  3. Community Outreach Programs
    Aiming to improve public health knowledge on a grassroots level, health teachers work in community outreach programs, presenting health seminars and creating educational materials for the general public. A BS in public health and/or master of public health may be required.

  4. Journalism and Media
    Public health journalists write articles and stories about public health issues for print or online publication, television, or radio. They report important scientific research in a style that is easy for the public to understand. As journalists, they often interview interesting people for their articles. They work for publications, local hospitals, research centers, insurance companies, and health centers. They may have a BS in communication, an MS in communication, or a journalism degree.

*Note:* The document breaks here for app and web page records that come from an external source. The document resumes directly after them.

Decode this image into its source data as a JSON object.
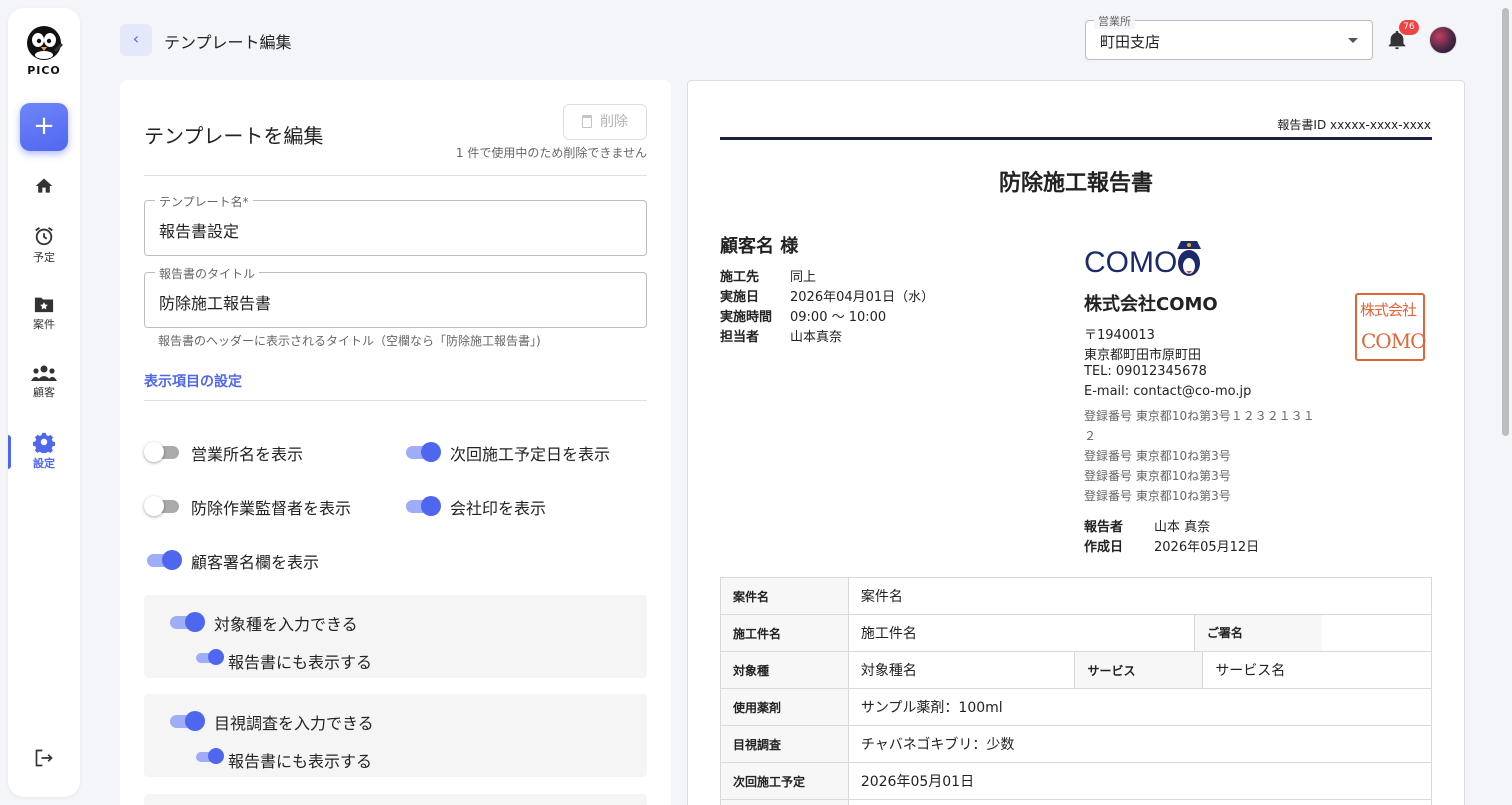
{
  "app": {
    "name": "PICO"
  },
  "sidebar": {
    "items": [
      {
        "label": "",
        "icon": "home-icon"
      },
      {
        "label": "予定",
        "icon": "alarm-clock-icon"
      },
      {
        "label": "案件",
        "icon": "folder-star-icon"
      },
      {
        "label": "顧客",
        "icon": "people-icon"
      },
      {
        "label": "設定",
        "icon": "gear-icon",
        "active": true
      }
    ],
    "logout_icon": "logout-icon"
  },
  "header": {
    "title": "テンプレート編集",
    "office_label": "営業所",
    "office_value": "町田支店",
    "notification_count": "76"
  },
  "form": {
    "title": "テンプレートを編集",
    "delete_label": "削除",
    "delete_note": "1 件で使用中のため削除できません",
    "template_name_label": "テンプレート名*",
    "template_name_value": "報告書設定",
    "report_title_label": "報告書のタイトル",
    "report_title_value": "防除施工報告書",
    "report_title_helper": "報告書のヘッダーに表示されるタイトル（空欄なら「防除施工報告書」)",
    "display_settings_link": "表示項目の設定",
    "toggles": [
      {
        "label": "営業所名を表示",
        "on": false
      },
      {
        "label": "次回施工予定日を表示",
        "on": true
      },
      {
        "label": "防除作業監督者を表示",
        "on": false
      },
      {
        "label": "会社印を表示",
        "on": true
      },
      {
        "label": "顧客署名欄を表示",
        "on": true
      }
    ],
    "groups": [
      {
        "label": "対象種を入力できる",
        "on": true,
        "sub_label": "報告書にも表示する",
        "sub_on": true
      },
      {
        "label": "目視調査を入力できる",
        "on": true,
        "sub_label": "報告書にも表示する",
        "sub_on": true
      }
    ]
  },
  "report": {
    "id_text": "報告書ID xxxxx-xxxx-xxxx",
    "title": "防除施工報告書",
    "customer": "顧客名 様",
    "info": [
      {
        "key": "施工先",
        "value": "同上"
      },
      {
        "key": "実施日",
        "value": "2026年04月01日（水）"
      },
      {
        "key": "実施時間",
        "value": "09:00 〜 10:00"
      },
      {
        "key": "担当者",
        "value": "山本真奈"
      }
    ],
    "company": {
      "logo_text": "COMO",
      "name": "株式会社COMO",
      "zip": "〒1940013",
      "address": "東京都町田市原町田",
      "tel": "TEL: 09012345678",
      "email": "E-mail: contact@co-mo.jp",
      "reg_numbers": [
        "登録番号 東京都10ね第3号１２３２１３１",
        "２",
        "登録番号 東京都10ね第3号",
        "登録番号 東京都10ね第3号",
        "登録番号 東京都10ね第3号"
      ],
      "seal_line1": "株式会社",
      "seal_line2": "COMO"
    },
    "reporter": [
      {
        "key": "報告者",
        "value": "山本 真奈"
      },
      {
        "key": "作成日",
        "value": "2026年05月12日"
      }
    ],
    "table": {
      "case_label": "案件名",
      "case_value": "案件名",
      "work_label": "施工件名",
      "work_value": "施工件名",
      "sign_label": "ご署名",
      "sign_value": "-",
      "target_label": "対象種",
      "target_value": "対象種名",
      "service_label": "サービス",
      "service_value": "サービス名",
      "chem_label": "使用薬剤",
      "chem_value": "サンプル薬剤：100ml",
      "visual_label": "目視調査",
      "visual_value": "チャバネゴキブリ：少数",
      "next_label": "次回施工予定",
      "next_value": "2026年05月01日"
    }
  },
  "colors": {
    "accent": "#4f67ef",
    "seal": "#e0663a",
    "navy": "#1b2140"
  }
}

  5. Working Abroad for Nongovernment Organizations
    Nongovernment organizations (NGOs) are not-for-profit groups organized on a local, national, or international level to address issues in support of the public good. Directors of NGOs may work in an international setting, overseeing the managerial aspects of the organization. Travel may be a regular part of their job. Examples of NGOs are Amnesty International, Human Rights Watch, and Lawyers Without Borders. Some directors may have medical or law degrees, while others may have graduate degrees such as a master of public health (MPH), doctor of public health (DrPH), orPhD in Public Health.

  6. Public Health Settings
    Epidemiologists and environmental scientists spend the majority of their time in a variety of public health settings. Epidemiologists conduct research, analyze data, and investigate the causes of disease and other public health problems. They work in hospitals, universities and colleges, and city and state health departments. Environmental scientists study the effects of the environment on public health and discover new ways to improve how we interact with our environment.

  7. Working with Animals
    Public health veterinarians are experts at studying the causes and distribution of diseases, or epidemiology, between animals and humans as well as human to human. They’ve been invaluable in determining the source and distribution of several diseases that pose risks to humans, such as rabies, SARS, and West Nile virus. Many work to ensure food safety at farms, processing plants, and distribution centers. In addition to a veterinary degree, they usually have a master of public health degree. With their specialized knowledge and skill set, public health veterinarians may work as epidemiologists, pathologists, or researchers.

Online Public Health Degree Programs at Walden University

Walden University offers a range of accredited online public health degree programs and graduate certificate programs for students pursuing diverse public health careers.

Walden University, an accredited institution, has been serving the higher education needs of adult learners for nearly 50 years. Today, more than 47,800 students from across the U.S. and more than 150 countries are pursuing their bachelor’s, master’s, or doctoral degrees or certificates online at Walden.

Explore Walden University's online public health degree programs and specialized certification programs that fit your career goals. Earn your degree in a flexible online format that fits your life and schedule.

Career options may require additional experience, training, or other factors beyond the successful completion of this degree program.

Walden University is accredited by The Higher Learning Commission,